◆ **Problem details**:
This task requires every entry to be set down again exactly.

--- START ---

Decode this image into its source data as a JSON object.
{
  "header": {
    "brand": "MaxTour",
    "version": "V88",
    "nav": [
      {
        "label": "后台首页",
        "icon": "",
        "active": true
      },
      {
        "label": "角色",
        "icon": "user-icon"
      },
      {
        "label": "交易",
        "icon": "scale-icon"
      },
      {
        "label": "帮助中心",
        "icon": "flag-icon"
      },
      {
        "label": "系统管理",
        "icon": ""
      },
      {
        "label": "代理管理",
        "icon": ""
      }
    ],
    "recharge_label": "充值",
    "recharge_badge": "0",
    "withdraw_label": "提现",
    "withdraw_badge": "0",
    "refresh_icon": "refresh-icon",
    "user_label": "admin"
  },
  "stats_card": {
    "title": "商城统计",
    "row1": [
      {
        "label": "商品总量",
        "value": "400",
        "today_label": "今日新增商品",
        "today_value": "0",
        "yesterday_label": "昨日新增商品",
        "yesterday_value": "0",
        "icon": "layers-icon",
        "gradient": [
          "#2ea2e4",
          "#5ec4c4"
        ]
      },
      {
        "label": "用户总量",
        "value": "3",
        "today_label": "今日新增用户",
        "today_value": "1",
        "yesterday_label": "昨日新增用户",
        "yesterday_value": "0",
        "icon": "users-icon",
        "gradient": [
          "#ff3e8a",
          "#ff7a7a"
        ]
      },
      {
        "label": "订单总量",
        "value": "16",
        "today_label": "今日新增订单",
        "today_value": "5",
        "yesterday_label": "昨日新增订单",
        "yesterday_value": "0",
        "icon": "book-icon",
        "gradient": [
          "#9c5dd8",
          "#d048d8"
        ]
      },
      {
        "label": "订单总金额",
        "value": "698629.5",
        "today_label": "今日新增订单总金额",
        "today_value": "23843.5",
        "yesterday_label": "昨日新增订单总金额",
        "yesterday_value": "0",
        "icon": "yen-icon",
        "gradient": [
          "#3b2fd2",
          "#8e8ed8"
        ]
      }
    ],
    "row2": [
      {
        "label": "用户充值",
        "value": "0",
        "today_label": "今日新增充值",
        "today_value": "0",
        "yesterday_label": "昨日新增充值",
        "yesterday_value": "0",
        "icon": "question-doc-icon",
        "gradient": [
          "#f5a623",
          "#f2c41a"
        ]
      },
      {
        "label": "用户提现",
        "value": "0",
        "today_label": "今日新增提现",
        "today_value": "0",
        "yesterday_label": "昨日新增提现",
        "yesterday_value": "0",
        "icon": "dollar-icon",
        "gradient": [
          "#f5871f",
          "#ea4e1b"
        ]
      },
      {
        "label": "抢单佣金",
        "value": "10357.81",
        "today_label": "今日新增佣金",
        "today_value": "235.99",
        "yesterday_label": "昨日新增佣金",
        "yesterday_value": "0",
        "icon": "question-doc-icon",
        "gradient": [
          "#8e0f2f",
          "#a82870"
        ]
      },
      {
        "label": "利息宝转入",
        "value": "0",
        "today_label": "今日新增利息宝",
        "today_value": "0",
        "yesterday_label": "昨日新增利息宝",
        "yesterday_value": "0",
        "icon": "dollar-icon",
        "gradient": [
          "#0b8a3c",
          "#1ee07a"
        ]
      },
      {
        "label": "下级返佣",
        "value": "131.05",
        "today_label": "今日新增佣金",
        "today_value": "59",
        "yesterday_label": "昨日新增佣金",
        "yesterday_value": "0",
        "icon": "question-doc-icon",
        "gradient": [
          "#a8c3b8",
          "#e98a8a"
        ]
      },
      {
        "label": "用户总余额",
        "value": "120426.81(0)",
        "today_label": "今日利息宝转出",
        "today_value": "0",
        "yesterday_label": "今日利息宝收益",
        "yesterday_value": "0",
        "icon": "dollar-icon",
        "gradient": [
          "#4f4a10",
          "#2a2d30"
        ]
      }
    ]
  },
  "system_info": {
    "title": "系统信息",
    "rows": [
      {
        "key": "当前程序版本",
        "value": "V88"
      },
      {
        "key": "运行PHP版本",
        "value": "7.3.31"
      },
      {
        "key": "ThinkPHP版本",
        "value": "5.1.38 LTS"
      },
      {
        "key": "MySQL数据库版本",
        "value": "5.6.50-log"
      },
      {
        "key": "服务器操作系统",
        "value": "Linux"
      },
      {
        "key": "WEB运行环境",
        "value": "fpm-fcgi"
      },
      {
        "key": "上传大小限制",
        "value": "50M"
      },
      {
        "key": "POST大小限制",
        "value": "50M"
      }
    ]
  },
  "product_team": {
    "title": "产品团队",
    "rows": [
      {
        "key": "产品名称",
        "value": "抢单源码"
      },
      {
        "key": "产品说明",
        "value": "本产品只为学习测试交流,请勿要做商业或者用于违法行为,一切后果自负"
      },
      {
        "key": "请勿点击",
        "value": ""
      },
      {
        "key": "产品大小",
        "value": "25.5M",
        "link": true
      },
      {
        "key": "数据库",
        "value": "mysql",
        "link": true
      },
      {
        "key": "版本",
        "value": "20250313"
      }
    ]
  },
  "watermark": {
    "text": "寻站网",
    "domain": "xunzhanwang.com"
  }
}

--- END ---

◆ **Response area**:
Decode this image into its source data as a JSON object.
{
  "header": {
    "brand": "MaxTour",
    "version": "V88",
    "nav": [
      {
        "label": "后台首页",
        "icon": "",
        "active": true
      },
      {
        "label": "角色",
        "icon": "user-icon"
      },
      {
        "label": "交易",
        "icon": "scale-icon"
      },
      {
        "label": "帮助中心",
        "icon": "flag-icon"
      },
      {
        "label": "系统管理",
        "icon": ""
      },
      {
        "label": "代理管理",
        "icon": ""
      }
    ],
    "recharge_label": "充值",
    "recharge_badge": "0",
    "withdraw_label": "提现",
    "withdraw_badge": "0",
    "refresh_icon": "refresh-icon",
    "user_label": "admin"
  },
  "stats_card": {
    "title": "商城统计",
    "row1": [
      {
        "label": "商品总量",
        "value": "400",
        "today_label": "今日新增商品",
        "today_value": "0",
        "yesterday_label": "昨日新增商品",
        "yesterday_value": "0",
        "icon": "layers-icon",
        "gradient": [
          "#2ea2e4",
          "#5ec4c4"
        ]
      },
      {
        "label": "用户总量",
        "value": "3",
        "today_label": "今日新增用户",
        "today_value": "1",
        "yesterday_label": "昨日新增用户",
        "yesterday_value": "0",
        "icon": "users-icon",
        "gradient": [
          "#ff3e8a",
          "#ff7a7a"
        ]
      },
      {
        "label": "订单总量",
        "value": "16",
        "today_label": "今日新增订单",
        "today_value": "5",
        "yesterday_label": "昨日新增订单",
        "yesterday_value": "0",
        "icon": "book-icon",
        "gradient": [
          "#9c5dd8",
          "#d048d8"
        ]
      },
      {
        "label": "订单总金额",
        "value": "698629.5",
        "today_label": "今日新增订单总金额",
        "today_value": "23843.5",
        "yesterday_label": "昨日新增订单总金额",
        "yesterday_value": "0",
        "icon": "yen-icon",
        "gradient": [
          "#3b2fd2",
          "#8e8ed8"
        ]
      }
    ],
    "row2": [
      {
        "label": "用户充值",
        "value": "0",
        "today_label": "今日新增充值",
        "today_value": "0",
        "yesterday_label": "昨日新增充值",
        "yesterday_value": "0",
        "icon": "question-doc-icon",
        "gradient": [
          "#f5a623",
          "#f2c41a"
        ]
      },
      {
        "label": "用户提现",
        "value": "0",
        "today_label": "今日新增提现",
        "today_value": "0",
        "yesterday_label": "昨日新增提现",
        "yesterday_value": "0",
        "icon": "dollar-icon",
        "gradient": [
          "#f5871f",
          "#ea4e1b"
        ]
      },
      {
        "label": "抢单佣金",
        "value": "10357.81",
        "today_label": "今日新增佣金",
        "today_value": "235.99",
        "yesterday_label": "昨日新增佣金",
        "yesterday_value": "0",
        "icon": "question-doc-icon",
        "gradient": [
          "#8e0f2f",
          "#a82870"
        ]
      },
      {
        "label": "利息宝转入",
        "value": "0",
        "today_label": "今日新增利息宝",
        "today_value": "0",
        "yesterday_label": "昨日新增利息宝",
        "yesterday_value": "0",
        "icon": "dollar-icon",
        "gradient": [
          "#0b8a3c",
          "#1ee07a"
        ]
      },
      {
        "label": "下级返佣",
        "value": "131.05",
        "today_label": "今日新增佣金",
        "today_value": "59",
        "yesterday_label": "昨日新增佣金",
        "yesterday_value": "0",
        "icon": "question-doc-icon",
        "gradient": [
          "#a8c3b8",
          "#e98a8a"
        ]
      },
      {
        "label": "用户总余额",
        "value": "120426.81(0)",
        "today_label": "今日利息宝转出",
        "today_value": "0",
        "yesterday_label": "今日利息宝收益",
        "yesterday_value": "0",
        "icon": "dollar-icon",
        "gradient": [
          "#4f4a10",
          "#2a2d30"
        ]
      }
    ]
  },
  "system_info": {
    "title": "系统信息",
    "rows": [
      {
        "key": "当前程序版本",
        "value": "V88"
      },
      {
        "key": "运行PHP版本",
        "value": "7.3.31"
      },
      {
        "key": "ThinkPHP版本",
        "value": "5.1.38 LTS"
      },
      {
        "key": "MySQL数据库版本",
        "value": "5.6.50-log"
      },
      {
        "key": "服务器操作系统",
        "value": "Linux"
      },
      {
        "key": "WEB运行环境",
        "value": "fpm-fcgi"
      },
      {
        "key": "上传大小限制",
        "value": "50M"
      },
      {
        "key": "POST大小限制",
        "value": "50M"
      }
    ]
  },
  "product_team": {
    "title": "产品团队",
    "rows": [
      {
        "key": "产品名称",
        "value": "抢单源码"
      },
      {
        "key": "产品说明",
        "value": "本产品只为学习测试交流,请勿要做商业或者用于违法行为,一切后果自负"
      },
      {
        "key": "请勿点击",
        "value": ""
      },
      {
        "key": "产品大小",
        "value": "25.5M",
        "link": true
      },
      {
        "key": "数据库",
        "value": "mysql",
        "link": true
      },
      {
        "key": "版本",
        "value": "20250313"
      }
    ]
  },
  "watermark": {
    "text": "寻站网",
    "domain": "xunzhanwang.com"
  }
}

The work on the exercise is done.